» Task directions
Every line of the data that includes "screenshot" should be copied out.

(Beginning of Entries provided)

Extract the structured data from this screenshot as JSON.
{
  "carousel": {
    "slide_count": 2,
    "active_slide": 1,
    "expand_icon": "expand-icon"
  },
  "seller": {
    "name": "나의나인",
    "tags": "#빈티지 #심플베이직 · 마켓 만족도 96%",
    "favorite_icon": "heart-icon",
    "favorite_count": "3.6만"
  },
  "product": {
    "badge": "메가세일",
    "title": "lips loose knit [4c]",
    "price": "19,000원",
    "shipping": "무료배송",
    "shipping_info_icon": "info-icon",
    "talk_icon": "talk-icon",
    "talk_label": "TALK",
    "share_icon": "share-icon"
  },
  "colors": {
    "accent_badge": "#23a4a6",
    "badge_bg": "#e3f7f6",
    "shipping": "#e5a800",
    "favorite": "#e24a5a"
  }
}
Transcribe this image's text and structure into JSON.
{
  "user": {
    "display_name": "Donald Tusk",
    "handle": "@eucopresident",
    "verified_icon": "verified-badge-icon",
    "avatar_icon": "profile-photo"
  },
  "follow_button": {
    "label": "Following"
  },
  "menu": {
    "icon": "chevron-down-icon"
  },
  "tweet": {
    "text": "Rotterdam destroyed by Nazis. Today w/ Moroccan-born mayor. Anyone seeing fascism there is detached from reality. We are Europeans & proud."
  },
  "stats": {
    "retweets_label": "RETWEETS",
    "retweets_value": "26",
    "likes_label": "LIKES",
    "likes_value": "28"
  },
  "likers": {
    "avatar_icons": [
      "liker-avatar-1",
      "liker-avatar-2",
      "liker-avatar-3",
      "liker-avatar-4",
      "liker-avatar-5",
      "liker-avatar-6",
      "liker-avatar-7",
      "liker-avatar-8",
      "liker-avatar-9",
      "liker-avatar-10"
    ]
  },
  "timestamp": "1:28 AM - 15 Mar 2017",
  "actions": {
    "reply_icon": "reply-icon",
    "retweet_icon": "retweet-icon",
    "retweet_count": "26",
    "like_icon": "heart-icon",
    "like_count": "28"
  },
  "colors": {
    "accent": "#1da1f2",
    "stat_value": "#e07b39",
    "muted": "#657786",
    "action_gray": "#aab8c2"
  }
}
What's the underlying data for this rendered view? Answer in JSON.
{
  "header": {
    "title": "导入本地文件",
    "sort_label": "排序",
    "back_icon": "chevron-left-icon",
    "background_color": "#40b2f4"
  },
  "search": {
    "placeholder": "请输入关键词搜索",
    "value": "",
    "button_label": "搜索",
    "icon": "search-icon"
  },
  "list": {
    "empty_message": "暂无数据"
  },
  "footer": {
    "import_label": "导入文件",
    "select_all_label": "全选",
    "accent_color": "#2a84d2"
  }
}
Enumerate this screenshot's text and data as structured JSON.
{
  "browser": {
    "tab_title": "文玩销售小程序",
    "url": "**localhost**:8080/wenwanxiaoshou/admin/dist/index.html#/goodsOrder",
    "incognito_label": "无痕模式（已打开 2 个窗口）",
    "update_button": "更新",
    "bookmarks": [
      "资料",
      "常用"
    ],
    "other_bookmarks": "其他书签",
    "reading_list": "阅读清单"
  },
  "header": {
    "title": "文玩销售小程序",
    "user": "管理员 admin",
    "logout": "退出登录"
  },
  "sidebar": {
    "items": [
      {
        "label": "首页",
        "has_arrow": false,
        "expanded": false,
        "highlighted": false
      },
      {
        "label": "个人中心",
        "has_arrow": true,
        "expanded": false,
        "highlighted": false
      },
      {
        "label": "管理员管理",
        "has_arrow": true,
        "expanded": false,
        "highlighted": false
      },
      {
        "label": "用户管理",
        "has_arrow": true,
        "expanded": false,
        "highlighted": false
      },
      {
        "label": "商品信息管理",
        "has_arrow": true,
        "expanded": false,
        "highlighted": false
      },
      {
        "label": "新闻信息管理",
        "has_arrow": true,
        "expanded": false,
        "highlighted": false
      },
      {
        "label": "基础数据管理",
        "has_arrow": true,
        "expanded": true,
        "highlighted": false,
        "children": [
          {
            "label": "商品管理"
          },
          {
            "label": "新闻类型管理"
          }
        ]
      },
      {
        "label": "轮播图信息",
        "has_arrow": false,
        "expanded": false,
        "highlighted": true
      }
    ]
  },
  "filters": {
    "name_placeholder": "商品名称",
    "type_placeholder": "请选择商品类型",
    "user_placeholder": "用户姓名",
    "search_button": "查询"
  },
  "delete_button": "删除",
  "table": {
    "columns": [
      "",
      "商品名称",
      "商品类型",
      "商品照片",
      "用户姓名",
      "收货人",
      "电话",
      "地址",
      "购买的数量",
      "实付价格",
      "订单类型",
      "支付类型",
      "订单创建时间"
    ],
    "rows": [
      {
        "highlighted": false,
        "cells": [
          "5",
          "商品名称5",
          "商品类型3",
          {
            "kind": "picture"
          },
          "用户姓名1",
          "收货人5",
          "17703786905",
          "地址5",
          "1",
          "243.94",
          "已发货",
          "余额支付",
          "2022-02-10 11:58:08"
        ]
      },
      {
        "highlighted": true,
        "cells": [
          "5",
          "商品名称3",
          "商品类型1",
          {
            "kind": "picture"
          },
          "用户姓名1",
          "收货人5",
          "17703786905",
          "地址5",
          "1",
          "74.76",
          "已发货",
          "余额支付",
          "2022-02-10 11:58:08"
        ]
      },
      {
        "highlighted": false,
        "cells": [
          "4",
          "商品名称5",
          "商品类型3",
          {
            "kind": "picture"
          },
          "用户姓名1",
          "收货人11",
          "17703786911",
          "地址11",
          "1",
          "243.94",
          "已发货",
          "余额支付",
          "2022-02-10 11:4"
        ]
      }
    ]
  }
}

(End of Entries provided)

» Solution for this problem
Extract the structured data from this screenshot as JSON.
Enumerate this screenshot's text and data as structured JSON.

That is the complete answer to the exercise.